Judging by the pics and videos I’ve seen online, there’s quite a bit of space and the seats appear to have a decent recline to them.  I think I’m most excited about flying on the 787, which I have been dying to fly on since they were introduced into service.  boeing_787_of_norwegian_landing_at_osl

I should mention that Norwegian is a low-cost airline.  If booking in economy, expect to pay for each piece of luggage, as well as in-flight snacks and beverages.  From what I hear, you get the bare-b0nes for your ticket, but the service is still outstanding.  I’ll follow up after my trip.

HOTEL:  While shaving some money off my trip, I was also able to pick an upgraded room with my hotel.  This was all done through Expedia, of course.  The hotel I will be staying at is called the Elite Hotel Marina Tower.  I decided to upgrade to a Junior Suite, which is said to offer a sea view.  The hotel appears to be a bit removed from the hustle and bustle of the major tourist areas, but has its own ferry station right out front.  elite-marina-tower-stockholm-fasad4I prefer to be away from the major crowds, and I hope this hotel lives up to the wonderful reviews I’ve read.  I can’t wait to share my experiences with you when I return (and while I’m there).  My one complaint thus far, though, is that I can only seem to find the spa offerings in Swedish.  I’m assuming they’ll have more information at the hotel, and I definitely plan on at least one spa treatment while I’m there.

ATTRACTIONS:  There are so many sights I wish to see while I’m there.  In order to save money, I’m going to purchase The Stockholm Pass.  This is offered through a company called Leisure Pass Group, which offered The London Pass that I purchased for my trip to London earlier this year.  The Stockholm Pass appears to offer a more robust selection of attractions than The London Pass, so I’ll surely be giving this a HUGE thumbs up when I return.  The person who thought up the Leisure Pass Group is a genius in my book!

I also hope to experience some Swedish nightlife while I’m there, and get to know the gay culture of Sweden.  From what I understand, the Swedes are much more progressive than we (Americans) are, so I look forward to meeting people and possibly finding a Swedish husband…I won’t hold my breath on the husband part, though 😉

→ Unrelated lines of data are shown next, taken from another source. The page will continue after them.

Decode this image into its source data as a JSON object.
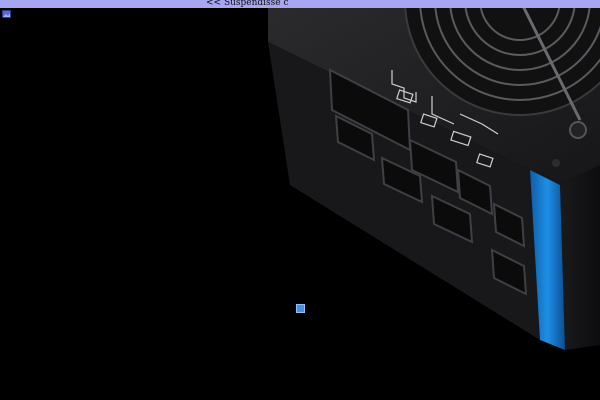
{
  "window": {
    "title": "<< Suspendisse c"
  },
  "image": {
    "subject": "psu-photo",
    "accent_color": "#1d83d8",
    "case_color": "#1e1e20"
  },
  "icons": {
    "corner": "image-icon",
    "overlay": "small-square-button"
  }
}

I’ll certainly be snapping photos left and right, and sharing them here.  A bulk of them, though, will be housed on my Smugmug page, once I return and get them edited.

Disclaimer: No copyright infringement intended in the use of these photos.